In the last decade of his life, Ukrainian poet Taras Shevchenko (1814-1861) turned to a paraphrasing a number of Biblical psalms in a work known in English by the title “Psalms of David”. Many of his paraphrases take these ancient songs and prayers and apply them to the griefs being experienced by his people under Czarist persecution. These words have a particular poignancy and immediacy today. While Shevchenko may have been too quick to equate his people with Israel and the Czars with their enemies, these prayers are powerful reminders that God sees all our tears and hears the agonies of our hearts – and that He is working in the world for justice, however it may seem now. In this season of Lent, moving towards the Cross while Ukraine is once again in pain, it might be time to rediscover Shevchenko, but also the extraordinary linocuts that artist Soroka Bohdan produced in 1989 to accompany the Psalms of David. The image for Psalm 12, today’s poem, is especially powerful, pointing all who cry out for mercy and justice to gather around the Cross where mercy is fulfilled and the justice of God wins out over sin and oppression. Although unrelated to the psalm, the hauntingly beautiful sounds of Ensemble Drevo, singing a Ukrainian folk song about Mary standing by the Cross, seemed to me to perfectly fit the heart of both the image and Shevchenko’s poem.
Image: Linocut by Soroka Bohdan, 1989 (archive-uu.com)

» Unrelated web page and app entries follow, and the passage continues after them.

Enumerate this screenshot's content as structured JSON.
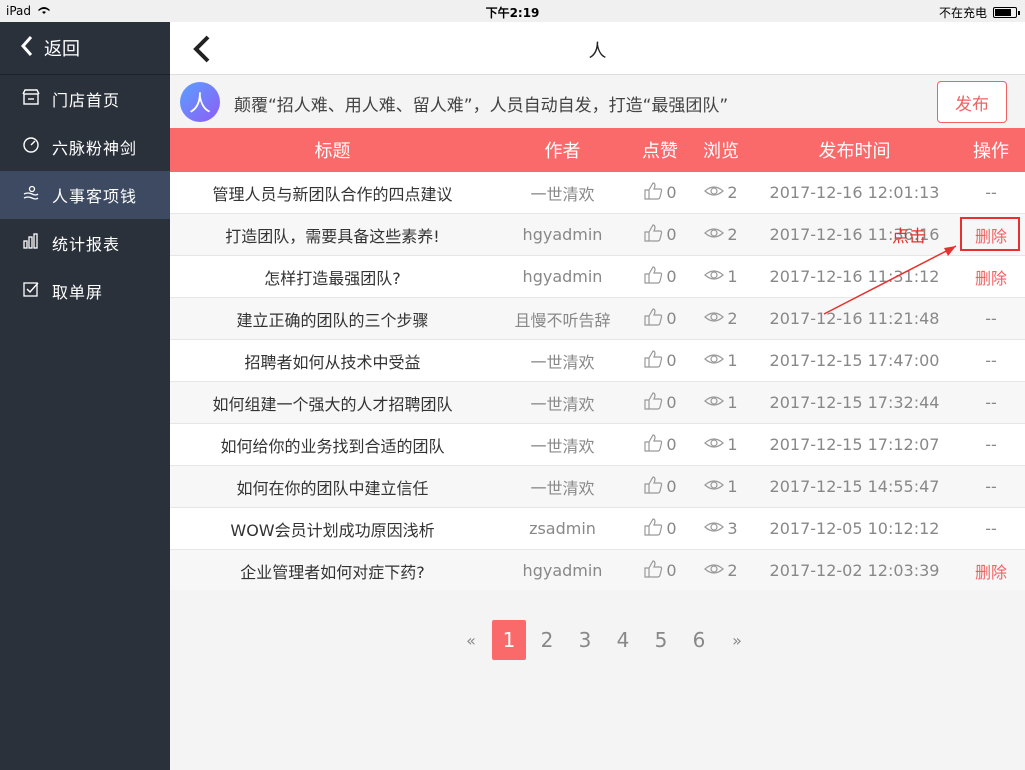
{
  "status": {
    "device": "iPad",
    "time": "下午2:19",
    "battery_text": "不在充电"
  },
  "sidebar": {
    "back_label": "返回",
    "items": [
      {
        "label": "门店首页",
        "icon": "store-icon",
        "active": false
      },
      {
        "label": "六脉粉神剑",
        "icon": "compass-icon",
        "active": false
      },
      {
        "label": "人事客项钱",
        "icon": "people-icon",
        "active": true
      },
      {
        "label": "统计报表",
        "icon": "bar-chart-icon",
        "active": false
      },
      {
        "label": "取单屏",
        "icon": "checkbox-icon",
        "active": false
      }
    ]
  },
  "header": {
    "title": "人"
  },
  "banner": {
    "avatar_text": "人",
    "slogan": "颠覆“招人难、用人难、留人难”，人员自动自发，打造“最强团队”",
    "publish_label": "发布"
  },
  "table": {
    "headers": {
      "title": "标题",
      "author": "作者",
      "likes": "点赞",
      "views": "浏览",
      "time": "发布时间",
      "op": "操作"
    },
    "rows": [
      {
        "title": "管理人员与新团队合作的四点建议",
        "author": "一世清欢",
        "likes": "0",
        "views": "2",
        "time": "2017-12-16 12:01:13",
        "op": "--"
      },
      {
        "title": "打造团队，需要具备这些素养!",
        "author": "hgyadmin",
        "likes": "0",
        "views": "2",
        "time": "2017-12-16 11:36:16",
        "op": "删除"
      },
      {
        "title": "怎样打造最强团队?",
        "author": "hgyadmin",
        "likes": "0",
        "views": "1",
        "time": "2017-12-16 11:31:12",
        "op": "删除"
      },
      {
        "title": "建立正确的团队的三个步骤",
        "author": "且慢不听告辞",
        "likes": "0",
        "views": "2",
        "time": "2017-12-16 11:21:48",
        "op": "--"
      },
      {
        "title": "招聘者如何从技术中受益",
        "author": "一世清欢",
        "likes": "0",
        "views": "1",
        "time": "2017-12-15 17:47:00",
        "op": "--"
      },
      {
        "title": "如何组建一个强大的人才招聘团队",
        "author": "一世清欢",
        "likes": "0",
        "views": "1",
        "time": "2017-12-15 17:32:44",
        "op": "--"
      },
      {
        "title": "如何给你的业务找到合适的团队",
        "author": "一世清欢",
        "likes": "0",
        "views": "1",
        "time": "2017-12-15 17:12:07",
        "op": "--"
      },
      {
        "title": "如何在你的团队中建立信任",
        "author": "一世清欢",
        "likes": "0",
        "views": "1",
        "time": "2017-12-15 14:55:47",
        "op": "--"
      },
      {
        "title": "WOW会员计划成功原因浅析",
        "author": "zsadmin",
        "likes": "0",
        "views": "3",
        "time": "2017-12-05 10:12:12",
        "op": "--"
      },
      {
        "title": "企业管理者如何对症下药?",
        "author": "hgyadmin",
        "likes": "0",
        "views": "2",
        "time": "2017-12-02 12:03:39",
        "op": "删除"
      }
    ]
  },
  "pagination": {
    "prev": "«",
    "pages": [
      "1",
      "2",
      "3",
      "4",
      "5",
      "6"
    ],
    "current": "1",
    "next": "»"
  },
  "annotation": {
    "text": "点击"
  },
  "colors": {
    "accent": "#fb6a6a",
    "sidebar": "#2b313b",
    "sidebar_active": "#3d4a62",
    "annotation": "#e8312f"
  }
}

Text: Psalm 12 from “Psalms of David” by Taras Shevchenko, The Complete Kobzar: The Poetry of Taras Shevchenko, trans. Peter Fedynsky